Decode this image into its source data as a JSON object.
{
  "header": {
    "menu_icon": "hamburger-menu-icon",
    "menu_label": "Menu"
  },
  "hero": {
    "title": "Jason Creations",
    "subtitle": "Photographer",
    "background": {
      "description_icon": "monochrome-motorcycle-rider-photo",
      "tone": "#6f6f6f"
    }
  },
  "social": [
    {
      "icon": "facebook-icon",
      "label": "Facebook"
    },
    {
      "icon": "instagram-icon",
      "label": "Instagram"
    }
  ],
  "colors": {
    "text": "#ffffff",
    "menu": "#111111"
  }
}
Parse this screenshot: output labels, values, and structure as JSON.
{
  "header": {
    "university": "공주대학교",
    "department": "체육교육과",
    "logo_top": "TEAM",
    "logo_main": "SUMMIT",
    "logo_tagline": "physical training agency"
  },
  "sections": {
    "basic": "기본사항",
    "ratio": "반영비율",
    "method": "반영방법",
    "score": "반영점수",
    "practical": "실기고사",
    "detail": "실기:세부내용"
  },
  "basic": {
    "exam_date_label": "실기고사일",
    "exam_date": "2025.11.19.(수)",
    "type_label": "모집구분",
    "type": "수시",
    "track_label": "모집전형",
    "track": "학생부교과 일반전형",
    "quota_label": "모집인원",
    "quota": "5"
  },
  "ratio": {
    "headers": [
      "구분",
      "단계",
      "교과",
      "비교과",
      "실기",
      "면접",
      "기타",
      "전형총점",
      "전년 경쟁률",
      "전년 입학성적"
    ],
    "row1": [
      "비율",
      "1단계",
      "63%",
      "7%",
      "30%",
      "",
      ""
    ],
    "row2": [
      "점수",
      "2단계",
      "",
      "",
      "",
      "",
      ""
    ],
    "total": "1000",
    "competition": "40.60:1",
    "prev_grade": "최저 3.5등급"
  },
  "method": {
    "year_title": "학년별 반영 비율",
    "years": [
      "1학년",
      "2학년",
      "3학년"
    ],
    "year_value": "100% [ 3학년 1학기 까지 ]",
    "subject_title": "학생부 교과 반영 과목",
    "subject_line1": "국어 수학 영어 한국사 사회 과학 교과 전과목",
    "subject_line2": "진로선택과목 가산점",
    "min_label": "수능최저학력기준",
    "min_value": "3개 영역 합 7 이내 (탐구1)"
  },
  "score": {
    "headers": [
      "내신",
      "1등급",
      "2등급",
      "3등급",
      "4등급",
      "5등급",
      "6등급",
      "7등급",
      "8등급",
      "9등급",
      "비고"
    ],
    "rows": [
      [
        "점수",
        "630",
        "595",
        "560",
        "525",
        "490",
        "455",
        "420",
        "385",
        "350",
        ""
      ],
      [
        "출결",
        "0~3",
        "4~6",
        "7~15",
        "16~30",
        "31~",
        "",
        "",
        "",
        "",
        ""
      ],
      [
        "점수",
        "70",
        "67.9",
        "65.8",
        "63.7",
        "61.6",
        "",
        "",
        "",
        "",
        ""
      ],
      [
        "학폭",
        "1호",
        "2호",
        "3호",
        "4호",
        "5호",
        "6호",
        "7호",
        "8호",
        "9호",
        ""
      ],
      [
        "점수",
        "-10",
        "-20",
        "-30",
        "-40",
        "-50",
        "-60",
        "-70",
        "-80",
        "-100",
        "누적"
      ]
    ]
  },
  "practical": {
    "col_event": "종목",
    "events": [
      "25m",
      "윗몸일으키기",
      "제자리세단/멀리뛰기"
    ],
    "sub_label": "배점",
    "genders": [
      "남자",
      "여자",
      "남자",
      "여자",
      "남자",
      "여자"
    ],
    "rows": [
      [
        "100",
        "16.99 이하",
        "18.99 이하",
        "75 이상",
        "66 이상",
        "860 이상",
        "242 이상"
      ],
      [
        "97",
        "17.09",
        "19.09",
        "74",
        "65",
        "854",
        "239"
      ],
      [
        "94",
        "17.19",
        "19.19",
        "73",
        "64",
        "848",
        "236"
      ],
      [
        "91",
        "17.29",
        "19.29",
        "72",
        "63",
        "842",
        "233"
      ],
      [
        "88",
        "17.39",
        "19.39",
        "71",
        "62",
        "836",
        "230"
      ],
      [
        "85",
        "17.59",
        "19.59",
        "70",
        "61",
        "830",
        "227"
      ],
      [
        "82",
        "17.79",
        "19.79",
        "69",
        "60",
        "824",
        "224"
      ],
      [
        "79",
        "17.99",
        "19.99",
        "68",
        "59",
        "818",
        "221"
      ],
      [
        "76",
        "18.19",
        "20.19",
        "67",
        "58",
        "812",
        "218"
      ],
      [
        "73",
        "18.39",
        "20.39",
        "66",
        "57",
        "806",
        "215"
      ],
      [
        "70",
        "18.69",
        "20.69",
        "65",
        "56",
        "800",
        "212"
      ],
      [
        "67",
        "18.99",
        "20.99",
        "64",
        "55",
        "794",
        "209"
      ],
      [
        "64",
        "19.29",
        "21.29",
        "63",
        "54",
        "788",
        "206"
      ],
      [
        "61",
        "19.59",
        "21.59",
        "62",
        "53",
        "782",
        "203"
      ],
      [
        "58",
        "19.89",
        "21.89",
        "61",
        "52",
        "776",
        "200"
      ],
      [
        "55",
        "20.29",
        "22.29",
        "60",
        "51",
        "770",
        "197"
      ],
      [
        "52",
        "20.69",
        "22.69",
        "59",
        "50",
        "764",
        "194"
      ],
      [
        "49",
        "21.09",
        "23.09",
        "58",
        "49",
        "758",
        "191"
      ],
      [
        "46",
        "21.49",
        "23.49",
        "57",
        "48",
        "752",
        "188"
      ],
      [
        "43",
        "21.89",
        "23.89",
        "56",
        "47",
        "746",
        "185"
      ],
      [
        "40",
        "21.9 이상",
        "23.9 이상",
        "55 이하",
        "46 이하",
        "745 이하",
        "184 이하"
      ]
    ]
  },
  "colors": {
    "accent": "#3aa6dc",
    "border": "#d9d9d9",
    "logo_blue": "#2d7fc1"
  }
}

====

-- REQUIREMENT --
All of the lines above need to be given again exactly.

-- ANSWER --
Decode this image into its source data as a JSON object.
{
  "header": {
    "menu_icon": "hamburger-menu-icon",
    "menu_label": "Menu"
  },
  "hero": {
    "title": "Jason Creations",
    "subtitle": "Photographer",
    "background": {
      "description_icon": "monochrome-motorcycle-rider-photo",
      "tone": "#6f6f6f"
    }
  },
  "social": [
    {
      "icon": "facebook-icon",
      "label": "Facebook"
    },
    {
      "icon": "instagram-icon",
      "label": "Instagram"
    }
  ],
  "colors": {
    "text": "#ffffff",
    "menu": "#111111"
  }
}
Parse this screenshot: output labels, values, and structure as JSON.
{
  "header": {
    "university": "공주대학교",
    "department": "체육교육과",
    "logo_top": "TEAM",
    "logo_main": "SUMMIT",
    "logo_tagline": "physical training agency"
  },
  "sections": {
    "basic": "기본사항",
    "ratio": "반영비율",
    "method": "반영방법",
    "score": "반영점수",
    "practical": "실기고사",
    "detail": "실기:세부내용"
  },
  "basic": {
    "exam_date_label": "실기고사일",
    "exam_date": "2025.11.19.(수)",
    "type_label": "모집구분",
    "type": "수시",
    "track_label": "모집전형",
    "track": "학생부교과 일반전형",
    "quota_label": "모집인원",
    "quota": "5"
  },
  "ratio": {
    "headers": [
      "구분",
      "단계",
      "교과",
      "비교과",
      "실기",
      "면접",
      "기타",
      "전형총점",
      "전년 경쟁률",
      "전년 입학성적"
    ],
    "row1": [
      "비율",
      "1단계",
      "63%",
      "7%",
      "30%",
      "",
      ""
    ],
    "row2": [
      "점수",
      "2단계",
      "",
      "",
      "",
      "",
      ""
    ],
    "total": "1000",
    "competition": "40.60:1",
    "prev_grade": "최저 3.5등급"
  },
  "method": {
    "year_title": "학년별 반영 비율",
    "years": [
      "1학년",
      "2학년",
      "3학년"
    ],
    "year_value": "100% [ 3학년 1학기 까지 ]",
    "subject_title": "학생부 교과 반영 과목",
    "subject_line1": "국어 수학 영어 한국사 사회 과학 교과 전과목",
    "subject_line2": "진로선택과목 가산점",
    "min_label": "수능최저학력기준",
    "min_value": "3개 영역 합 7 이내 (탐구1)"
  },
  "score": {
    "headers": [
      "내신",
      "1등급",
      "2등급",
      "3등급",
      "4등급",
      "5등급",
      "6등급",
      "7등급",
      "8등급",
      "9등급",
      "비고"
    ],
    "rows": [
      [
        "점수",
        "630",
        "595",
        "560",
        "525",
        "490",
        "455",
        "420",
        "385",
        "350",
        ""
      ],
      [
        "출결",
        "0~3",
        "4~6",
        "7~15",
        "16~30",
        "31~",
        "",
        "",
        "",
        "",
        ""
      ],
      [
        "점수",
        "70",
        "67.9",
        "65.8",
        "63.7",
        "61.6",
        "",
        "",
        "",
        "",
        ""
      ],
      [
        "학폭",
        "1호",
        "2호",
        "3호",
        "4호",
        "5호",
        "6호",
        "7호",
        "8호",
        "9호",
        ""
      ],
      [
        "점수",
        "-10",
        "-20",
        "-30",
        "-40",
        "-50",
        "-60",
        "-70",
        "-80",
        "-100",
        "누적"
      ]
    ]
  },
  "practical": {
    "col_event": "종목",
    "events": [
      "25m",
      "윗몸일으키기",
      "제자리세단/멀리뛰기"
    ],
    "sub_label": "배점",
    "genders": [
      "남자",
      "여자",
      "남자",
      "여자",
      "남자",
      "여자"
    ],
    "rows": [
      [
        "100",
        "16.99 이하",
        "18.99 이하",
        "75 이상",
        "66 이상",
        "860 이상",
        "242 이상"
      ],
      [
        "97",
        "17.09",
        "19.09",
        "74",
        "65",
        "854",
        "239"
      ],
      [
        "94",
        "17.19",
        "19.19",
        "73",
        "64",
        "848",
        "236"
      ],
      [
        "91",
        "17.29",
        "19.29",
        "72",
        "63",
        "842",
        "233"
      ],
      [
        "88",
        "17.39",
        "19.39",
        "71",
        "62",
        "836",
        "230"
      ],
      [
        "85",
        "17.59",
        "19.59",
        "70",
        "61",
        "830",
        "227"
      ],
      [
        "82",
        "17.79",
        "19.79",
        "69",
        "60",
        "824",
        "224"
      ],
      [
        "79",
        "17.99",
        "19.99",
        "68",
        "59",
        "818",
        "221"
      ],
      [
        "76",
        "18.19",
        "20.19",
        "67",
        "58",
        "812",
        "218"
      ],
      [
        "73",
        "18.39",
        "20.39",
        "66",
        "57",
        "806",
        "215"
      ],
      [
        "70",
        "18.69",
        "20.69",
        "65",
        "56",
        "800",
        "212"
      ],
      [
        "67",
        "18.99",
        "20.99",
        "64",
        "55",
        "794",
        "209"
      ],
      [
        "64",
        "19.29",
        "21.29",
        "63",
        "54",
        "788",
        "206"
      ],
      [
        "61",
        "19.59",
        "21.59",
        "62",
        "53",
        "782",
        "203"
      ],
      [
        "58",
        "19.89",
        "21.89",
        "61",
        "52",
        "776",
        "200"
      ],
      [
        "55",
        "20.29",
        "22.29",
        "60",
        "51",
        "770",
        "197"
      ],
      [
        "52",
        "20.69",
        "22.69",
        "59",
        "50",
        "764",
        "194"
      ],
      [
        "49",
        "21.09",
        "23.09",
        "58",
        "49",
        "758",
        "191"
      ],
      [
        "46",
        "21.49",
        "23.49",
        "57",
        "48",
        "752",
        "188"
      ],
      [
        "43",
        "21.89",
        "23.89",
        "56",
        "47",
        "746",
        "185"
      ],
      [
        "40",
        "21.9 이상",
        "23.9 이상",
        "55 이하",
        "46 이하",
        "745 이하",
        "184 이하"
      ]
    ]
  },
  "colors": {
    "accent": "#3aa6dc",
    "border": "#d9d9d9",
    "logo_blue": "#2d7fc1"
  }
}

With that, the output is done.